Once your driveway is finished you’ll want to attend to the landscaping around it. Even if you take great care there will inevitably be damage to the areas around the driveway from Excavation For Foundations, vehicles and workers manoeuvring around the area, and possibly spillage of raw materials outside the edges of the driveway.
Take Stock of the Area Before Starting
Of course, the work you will need to do varies wildly depending on the driveway construction and the garden you have around it. If you’ve paved over most of your front garden in a suburban environment, then there’ll be little to do. On the other side of that coin, a Tarmac, Concrete or Paved Driveway that snakes through a large, flattish garden will need a lot of landscaping effort make the garden look good again. Check out our guide to paved driveways for inspiration.
Clean Up First
Clearing up is the first step. Get rid of any excess paving materials, rubble or gravel and either take them to the dump, sell them on or dispose of them in some other way. Assess any damage to the garden area and remove any shrubs or plants that have been damaged to the point of no return.
If you have laid a gravel drive and have managed to keep most of the lawn around it in reasonable condition, make sure you rake it thoroughly. If you don’t, the next time you cut it, any escaped gravel will cause havoc with your lawnmower blades and, if you’re really unlucky, your windows or stray passers-by, too.
Start From the Edging
Once all loose debris has been cleared, start from the driveway edge and work out. If you have put down an Edging Of Blocks, kerbs or something similar, level the soil on the far side of it ready to put in plants or lay turf. If there’s no edging, consider putting one in, even if it’s just some half-submerged timber batten (treated, of course).
Edging isn’t just about keeping a driveway looking good. With block paving it helps to prevent grass and weeds getting a foothold between the blocks. With gravel drives, and other loose materials, it is vital in making it harder for the gravel to escape into the surrounding garden. This makes lawnmower related disasters, like the ones we talked about earlier, less likely to happen. And with tarmac and concrete it prevents damage to the edges of the driveway.
If you’re just at the planning stage and haven’t intended to lay edging then it should be seriously considered, for almost every type of driveway.
Landscape from the Driveway Edge Outward
Now work out from the edging into the garden. If the garden is laid mainly to lawn, then turf is the quick option for recovery. Seed is cheaper but takes longer and can grow very patchy. It is, as with so many DIY jobs, a case of weighing up the cost against the time it takes.
Shrubs and other plants can of course be incorporated close to the edge but make sure you know the height each plant will grow to and their root spread. There are two issues to consider, visibility and root damage.
Height and Root Spread
The taller a plant is the more likely it is to obscure your vision as you drive up and down the driveway. Depending on the layout this could cause a safety hazard; preventing you from seeing oncoming traffic, or perhaps children playing in the garden.

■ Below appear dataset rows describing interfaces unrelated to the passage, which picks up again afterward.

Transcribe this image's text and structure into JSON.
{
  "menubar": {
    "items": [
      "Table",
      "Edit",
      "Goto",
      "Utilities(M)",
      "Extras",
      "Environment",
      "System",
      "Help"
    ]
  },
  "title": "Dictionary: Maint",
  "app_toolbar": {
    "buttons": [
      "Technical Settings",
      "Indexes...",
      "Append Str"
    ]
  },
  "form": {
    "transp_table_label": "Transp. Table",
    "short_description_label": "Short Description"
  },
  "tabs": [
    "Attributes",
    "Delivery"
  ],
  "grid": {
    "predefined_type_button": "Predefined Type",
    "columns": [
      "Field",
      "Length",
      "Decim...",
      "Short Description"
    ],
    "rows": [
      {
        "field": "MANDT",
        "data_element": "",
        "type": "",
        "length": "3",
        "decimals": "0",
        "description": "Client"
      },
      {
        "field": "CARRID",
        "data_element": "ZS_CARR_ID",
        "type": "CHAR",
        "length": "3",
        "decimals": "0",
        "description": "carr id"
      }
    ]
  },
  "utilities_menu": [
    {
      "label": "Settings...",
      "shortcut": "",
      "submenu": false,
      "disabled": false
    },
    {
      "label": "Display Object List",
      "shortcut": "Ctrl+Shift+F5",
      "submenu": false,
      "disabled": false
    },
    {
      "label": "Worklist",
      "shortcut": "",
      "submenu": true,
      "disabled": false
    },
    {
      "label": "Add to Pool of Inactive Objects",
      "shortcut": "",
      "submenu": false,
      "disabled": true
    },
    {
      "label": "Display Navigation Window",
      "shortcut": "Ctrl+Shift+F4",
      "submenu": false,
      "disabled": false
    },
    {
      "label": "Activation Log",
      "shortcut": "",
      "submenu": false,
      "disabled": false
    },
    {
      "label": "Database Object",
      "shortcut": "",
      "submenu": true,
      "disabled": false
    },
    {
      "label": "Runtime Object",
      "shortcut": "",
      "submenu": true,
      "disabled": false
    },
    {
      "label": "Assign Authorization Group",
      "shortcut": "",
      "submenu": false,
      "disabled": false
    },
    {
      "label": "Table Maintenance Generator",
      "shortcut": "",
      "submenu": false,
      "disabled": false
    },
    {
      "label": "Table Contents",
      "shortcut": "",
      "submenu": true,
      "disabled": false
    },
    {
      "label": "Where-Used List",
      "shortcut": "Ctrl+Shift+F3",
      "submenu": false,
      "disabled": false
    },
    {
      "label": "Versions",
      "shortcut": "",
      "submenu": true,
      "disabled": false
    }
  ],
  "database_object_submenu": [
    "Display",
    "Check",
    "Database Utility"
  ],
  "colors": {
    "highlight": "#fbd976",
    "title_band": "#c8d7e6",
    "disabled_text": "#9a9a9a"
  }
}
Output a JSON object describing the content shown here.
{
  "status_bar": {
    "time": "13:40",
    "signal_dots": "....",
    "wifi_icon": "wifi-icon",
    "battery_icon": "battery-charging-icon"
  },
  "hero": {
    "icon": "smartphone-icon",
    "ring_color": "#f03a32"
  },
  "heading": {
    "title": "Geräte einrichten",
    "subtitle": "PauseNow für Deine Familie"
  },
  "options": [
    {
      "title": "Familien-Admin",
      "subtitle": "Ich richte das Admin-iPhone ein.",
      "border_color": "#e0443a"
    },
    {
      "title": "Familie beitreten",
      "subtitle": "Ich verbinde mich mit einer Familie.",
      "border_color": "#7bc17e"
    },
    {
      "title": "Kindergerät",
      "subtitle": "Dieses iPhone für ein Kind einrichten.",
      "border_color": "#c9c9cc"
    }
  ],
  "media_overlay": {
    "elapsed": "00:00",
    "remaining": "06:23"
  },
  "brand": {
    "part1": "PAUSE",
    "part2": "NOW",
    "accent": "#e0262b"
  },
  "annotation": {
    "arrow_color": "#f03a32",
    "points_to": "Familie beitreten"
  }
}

The root damage issue comes from planting large shrubs too close to the driveway. Although the root spread of individual plants differs widely, you can generally say that the root system spreads wider than the leaves and branches, but rarely lower than two-thirds of a meter. This means that a large plant or small tree that’s a yard or more away from the driveway could eventually start working its way under the driveway and undermining the foundations.
Landscaping Should be Planned
Planning is key. Although in this article we’ve started the landscaping process after the end of the construction phase, the reality is that landscaping should be thought through at the beginning. Make landscape planning part of your overall planning and you’ll be able to avoid nasty surprises at the end.